Like most of my posts here, I’m going to try to make something sound easy, when in reality I’ve spent months crying into my coffee trying to understand it. In truth, I’ve been trying to get oAuth to work for more than a year now.
It all started with a simple goal, I just wanted to check my blog stats easily using WordPress’s REST API, and I wanted to do it from PowerShell, should be simple, right? WRONG
My initial issue was that I didn’t want to understand oAuth, I just wanted to copy and paste some stuff and hope that it worked. I can tell you now that I’ve worked it out, it really isn’t that difficult, but knowing what’s happening will make it all much easier.
What is oAuth?
oAuth was made to solve a problem, that of sharing information between two different web services. We need oAuth because a user may want to right click a file from Dropbox.com and post it on Facebook with one click, for instance. Or have their Twitter send a Tweet when they update their Blog on WordPress. oAuth is a crucial verification step when tying two services together, and it’s worth the time to spend learning how it works.
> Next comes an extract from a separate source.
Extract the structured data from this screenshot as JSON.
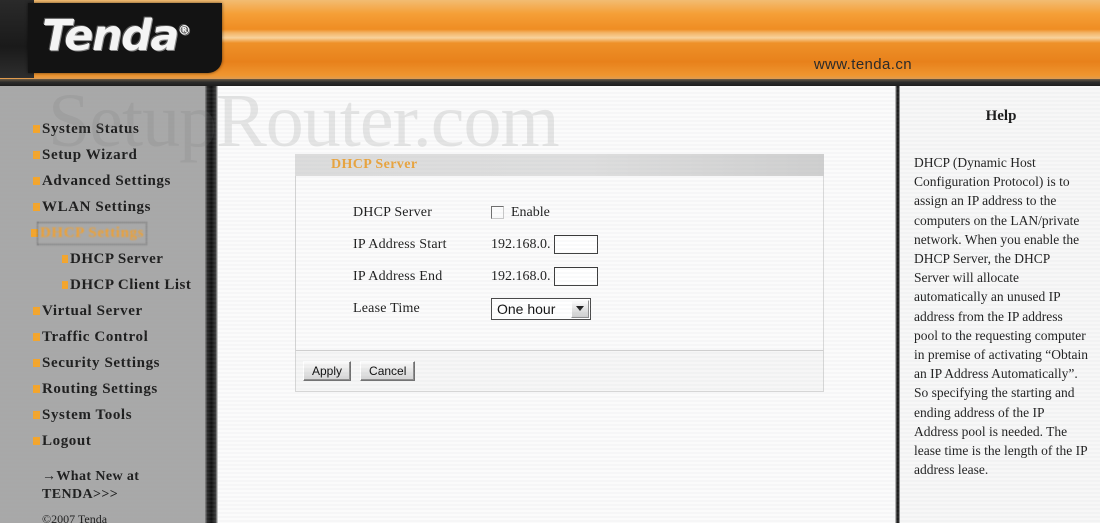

Furthermore, most of the coolest REST APIs out there require you to authenticate using oAuth in order to even use them.
Now, let’s see what the steps are to get your application (or script) linked to a service that uses oAuth.
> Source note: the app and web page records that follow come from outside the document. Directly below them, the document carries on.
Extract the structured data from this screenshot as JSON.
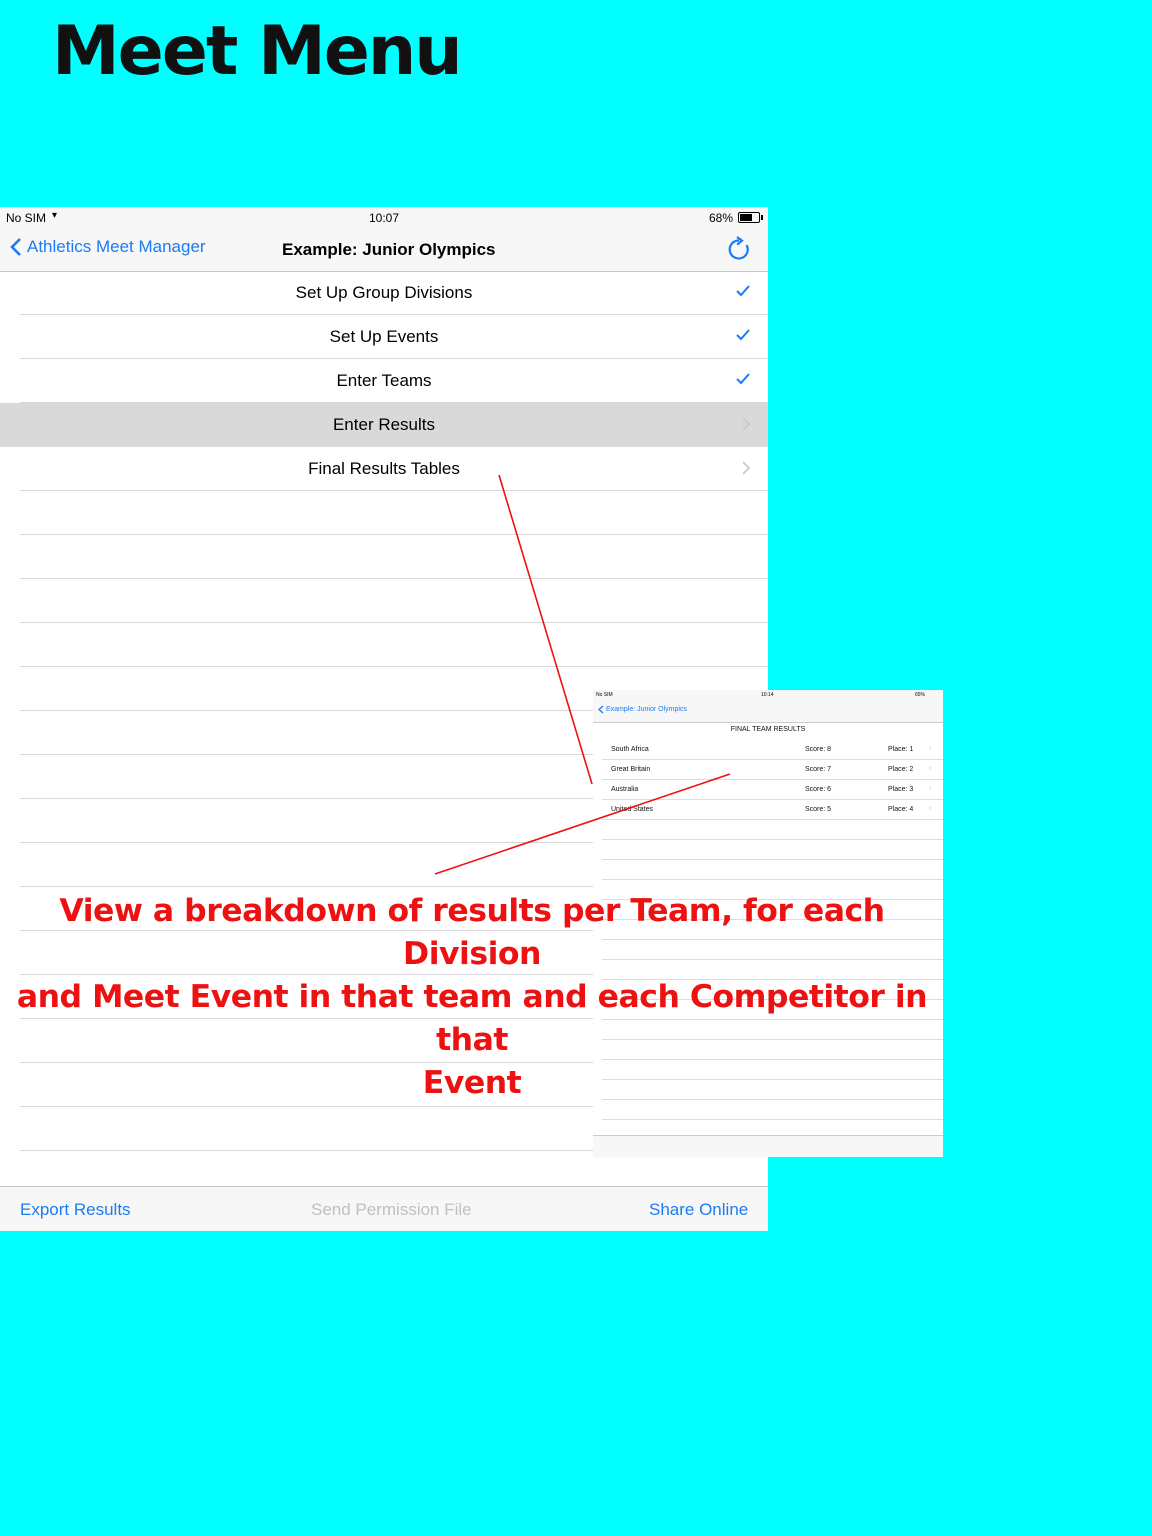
{
  "heading": "Meet Menu",
  "status_bar": {
    "carrier": "No SIM",
    "time": "10:07",
    "battery": "68%"
  },
  "nav": {
    "back_label": "Athletics Meet Manager",
    "title": "Example: Junior Olympics"
  },
  "menu": {
    "items": [
      {
        "label": "Set Up Group Divisions",
        "accessory": "checkmark"
      },
      {
        "label": "Set Up Events",
        "accessory": "checkmark"
      },
      {
        "label": "Enter Teams",
        "accessory": "checkmark"
      },
      {
        "label": "Enter Results",
        "accessory": "chevron",
        "selected": true
      },
      {
        "label": "Final Results Tables",
        "accessory": "chevron"
      }
    ]
  },
  "toolbar": {
    "export_label": "Export Results",
    "permission_label": "Send Permission File",
    "share_label": "Share Online"
  },
  "inset": {
    "status_bar": {
      "carrier": "No SIM",
      "time": "10:14",
      "battery": "65%"
    },
    "back_label": "Example: Junior Olympics",
    "header": "FINAL TEAM RESULTS",
    "rows": [
      {
        "team": "South Africa",
        "score": "Score: 8",
        "place": "Place: 1"
      },
      {
        "team": "Great Britain",
        "score": "Score: 7",
        "place": "Place: 2"
      },
      {
        "team": "Australia",
        "score": "Score: 6",
        "place": "Place: 3"
      },
      {
        "team": "United States",
        "score": "Score: 5",
        "place": "Place: 4"
      }
    ]
  },
  "caption": {
    "line1": "View a breakdown of results per Team, for each Division",
    "line2": "and Meet Event in that team and each Competitor in that",
    "line3": "Event"
  },
  "colors": {
    "background": "#00ffff",
    "accent": "#1a7cf5",
    "annotation": "#ee1111"
  }
}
A friend and colleague of mine, Chris Townsend were talking over lunch recently, when he lamented that during a very long scripted process, he would have to manually check back in for status checks to see how this process was going, and might waste a whole weekend in front of the keyboard. We began trying to think of ways to get notifications if he needed to intervene and manually do something.
We talked about e-mails, but I think it wouldn’t work because of no open SMTP relay. Then we wondered about sending a text, and I was reminded of PushBullet. If you’ve never heard of it before, it is a very cool service you can install on your desktop, tablets, phones and even web browsers to recieve and send push notifications. Your friends can sign up under one single Push list and send each other notifications or cool links. You can also use it in your scripts, provided you’d like to dig into the SDK and setup your own framework with the API.
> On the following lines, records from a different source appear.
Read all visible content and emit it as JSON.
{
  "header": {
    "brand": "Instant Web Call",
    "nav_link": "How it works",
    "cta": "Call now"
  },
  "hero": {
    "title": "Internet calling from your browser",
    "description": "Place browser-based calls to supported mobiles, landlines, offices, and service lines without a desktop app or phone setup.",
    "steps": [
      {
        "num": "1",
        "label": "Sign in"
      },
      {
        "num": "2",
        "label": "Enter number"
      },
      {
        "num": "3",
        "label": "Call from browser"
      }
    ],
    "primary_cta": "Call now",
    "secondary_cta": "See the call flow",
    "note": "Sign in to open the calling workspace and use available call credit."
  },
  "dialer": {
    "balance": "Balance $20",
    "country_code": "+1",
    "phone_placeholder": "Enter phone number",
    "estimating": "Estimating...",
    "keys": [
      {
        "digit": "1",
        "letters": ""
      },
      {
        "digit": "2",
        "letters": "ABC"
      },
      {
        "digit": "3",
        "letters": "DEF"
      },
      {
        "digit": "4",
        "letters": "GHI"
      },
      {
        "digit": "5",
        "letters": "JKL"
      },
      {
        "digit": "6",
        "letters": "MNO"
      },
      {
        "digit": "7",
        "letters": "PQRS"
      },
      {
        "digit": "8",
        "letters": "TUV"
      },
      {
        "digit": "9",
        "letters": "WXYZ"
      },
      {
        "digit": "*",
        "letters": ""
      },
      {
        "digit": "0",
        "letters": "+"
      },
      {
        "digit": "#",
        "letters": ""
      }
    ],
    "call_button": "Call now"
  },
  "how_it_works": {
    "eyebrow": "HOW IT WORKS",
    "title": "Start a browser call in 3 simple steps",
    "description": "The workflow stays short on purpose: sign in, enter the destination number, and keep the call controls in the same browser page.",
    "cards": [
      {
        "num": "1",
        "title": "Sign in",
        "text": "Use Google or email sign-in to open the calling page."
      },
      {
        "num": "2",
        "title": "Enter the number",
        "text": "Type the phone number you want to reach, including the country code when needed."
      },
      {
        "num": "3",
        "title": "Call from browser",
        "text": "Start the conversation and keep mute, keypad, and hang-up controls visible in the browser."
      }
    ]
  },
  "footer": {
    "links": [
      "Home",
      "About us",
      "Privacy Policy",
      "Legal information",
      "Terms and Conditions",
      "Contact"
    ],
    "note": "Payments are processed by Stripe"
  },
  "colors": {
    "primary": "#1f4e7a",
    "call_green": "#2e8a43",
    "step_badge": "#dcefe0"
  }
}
Introducing PowerBullet v 1.0
I present to you the (mostly) finished version of my implementation of PushBullet, which I call PowerBullet. It currently contains only one function, Send-PushMessage, which will send pushes to all of your devices. In v 2.0, you’ll be able to specify which device a message goes to. Currently, you can send the following types of messages:
- Send a Message/ Note (contains a title, and body text) – works
- Send an address (Will open in the default maps application) – works
- Send a file which pre-exists on the web – works
- Send a link (will open as a URL) – works
- Send a checklist*
- Upload and send a file*
There are currently issues with sending a Checklist and Uploading a file. Due to the more complex nature of these tasks, I plan to fully implement them in v2.0. For now, the code exists and the function will mostly work, but error out. If you spot the hole in my logic, let me know!
Download PowerBullet here!
To start off, I need to give credit where credit is due: Continue reading